Another great visionary, Jean Paul Gaultier’s favourite muse of all time has been the Indian gypsy and also did a collection where Sikhism played a major role and was one of his key inspirations.
More recently with their SS14 lines, Givenchy was inspired by Maa Kali making their models look very blatantly like the goddess and Valentino broke away from their stark reds to showcase a collection which reflects some gypsy and bridal amongst other designers as well,” says Thampi who recently showcased a Kerala-inspired line at LFW.
India — A micro trend for summer of ’14
Aniket Satam says, “For Spring 2014, many international designers have taken cues from our quintessential design elements rather than kitsch interpretation of all things desi. The most impressive translation is that of The Row by the Olsen sisters, who have crafted an earthy urban Indian-inspired collection, with an interesting take on how bags can double up as faux-pallu detail. Dries Van Noten also took the rustic route celebrating the traditional Kutch shell embroidery in some of their statement pieces. On the other hand, the sari-esque drapes and rhinestone Kali-inspired make-up at Givenchy was also notable. Valentino on other hand had striking Sabya undertones with bejewelled hair bands, muted palette, full sleeves and Baroque embellishments.”
Indian heritage: A great reference point
Dhruv Kapur of label DRVV says, “India or Indian-inspired baroque, embroidery, prints have been a recurring theme on the international runways for eons. I’ve noticed pretty much every other season right from McQueen in Fall 2008 that designers have been using our rich heritage for reference. It goes on to affirm just how much India has to offer and that India as a market is finally a priority for major brands. Chanel even had a couple of outfits last year that looked suspiciously like salwar kameezs. Hermes has made saris and this season also saw sari drapes in dresses from Missoni. India has a diverse past — from various periods and places in our history.

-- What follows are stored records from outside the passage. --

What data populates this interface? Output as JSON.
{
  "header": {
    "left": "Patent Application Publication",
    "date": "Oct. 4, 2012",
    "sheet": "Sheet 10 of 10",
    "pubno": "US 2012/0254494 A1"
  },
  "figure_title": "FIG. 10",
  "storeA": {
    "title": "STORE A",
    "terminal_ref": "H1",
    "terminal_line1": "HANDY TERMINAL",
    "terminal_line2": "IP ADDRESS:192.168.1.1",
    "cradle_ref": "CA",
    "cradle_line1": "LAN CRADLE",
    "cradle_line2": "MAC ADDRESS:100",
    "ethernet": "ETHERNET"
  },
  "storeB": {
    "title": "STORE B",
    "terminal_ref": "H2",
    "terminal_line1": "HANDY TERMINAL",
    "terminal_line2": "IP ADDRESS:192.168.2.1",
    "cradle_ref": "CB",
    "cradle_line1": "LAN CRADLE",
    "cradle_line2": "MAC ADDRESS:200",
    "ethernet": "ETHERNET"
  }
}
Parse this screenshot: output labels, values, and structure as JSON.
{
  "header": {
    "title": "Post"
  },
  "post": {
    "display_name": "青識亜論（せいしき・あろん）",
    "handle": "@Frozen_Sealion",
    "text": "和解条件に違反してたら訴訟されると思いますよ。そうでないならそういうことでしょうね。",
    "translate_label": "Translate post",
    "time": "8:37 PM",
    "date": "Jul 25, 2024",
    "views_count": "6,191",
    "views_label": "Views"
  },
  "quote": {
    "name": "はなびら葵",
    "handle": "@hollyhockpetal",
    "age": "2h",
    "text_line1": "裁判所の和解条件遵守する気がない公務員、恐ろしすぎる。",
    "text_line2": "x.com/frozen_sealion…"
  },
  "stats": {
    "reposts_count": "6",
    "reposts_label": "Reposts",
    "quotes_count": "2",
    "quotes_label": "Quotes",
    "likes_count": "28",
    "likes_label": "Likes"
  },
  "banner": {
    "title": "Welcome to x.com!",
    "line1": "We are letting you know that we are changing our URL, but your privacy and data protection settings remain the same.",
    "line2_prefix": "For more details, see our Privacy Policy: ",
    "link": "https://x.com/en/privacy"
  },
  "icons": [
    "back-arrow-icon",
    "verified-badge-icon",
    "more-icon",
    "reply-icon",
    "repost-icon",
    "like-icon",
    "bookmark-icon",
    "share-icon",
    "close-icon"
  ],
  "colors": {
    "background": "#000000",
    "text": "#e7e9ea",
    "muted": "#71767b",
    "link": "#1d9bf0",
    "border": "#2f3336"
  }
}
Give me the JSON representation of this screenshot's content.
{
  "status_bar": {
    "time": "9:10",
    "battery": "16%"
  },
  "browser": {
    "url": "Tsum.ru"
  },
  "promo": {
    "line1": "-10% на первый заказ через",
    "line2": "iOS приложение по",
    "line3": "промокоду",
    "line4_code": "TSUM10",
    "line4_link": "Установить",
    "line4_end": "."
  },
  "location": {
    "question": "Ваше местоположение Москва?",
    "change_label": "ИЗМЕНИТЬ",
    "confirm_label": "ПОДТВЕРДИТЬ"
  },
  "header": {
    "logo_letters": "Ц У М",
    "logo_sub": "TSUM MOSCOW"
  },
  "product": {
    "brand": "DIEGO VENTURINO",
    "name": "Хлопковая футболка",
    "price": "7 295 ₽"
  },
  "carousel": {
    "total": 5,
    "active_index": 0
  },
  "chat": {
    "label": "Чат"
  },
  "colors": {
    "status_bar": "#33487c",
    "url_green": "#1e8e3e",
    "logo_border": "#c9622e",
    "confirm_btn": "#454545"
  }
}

Furthermore this past sings with a rich bourgeoisie-like taste for expensive fabric and intricate craft work.”
Thampi says, “India has been motivating and influencing the world in different ways for quite some time now and it was only a matter of time before this applied to fashion as well. I am not surprised with how India and its culture has unravelled itself on international runways and how designers are seeking inspiration from it. India as a country has so much of culture, heritage, stories, myths, beliefs and art that none of it can go unnoticed.”
Bahl says, “Culturally and historically, India has always been a draw to people from across the world enamoured with its magnificence. Our ethnicity is like no other — its vibrancy, unique customs and traditions, impeccable craftsmanship and techniques are inimitable and it seemed only natural for designers to recognise and utilise this beauty and skill.
India: A serious market
Kapur says, “Brands manage to position themselves at the pinnacle of the contemporary luxury market by making use of the richness of Indian heritage craft by using it in their collections. I can only summarise that international brands are looking at taking India more seriously as a market and this is a way for the brands to develop a following in India (for when they do come here if they aren’t here already).”
Thampi concludes, “There was an era when we looked at them to get inspired but today, the tide has changed and it’s a good time for Indian fashion on an international platform.”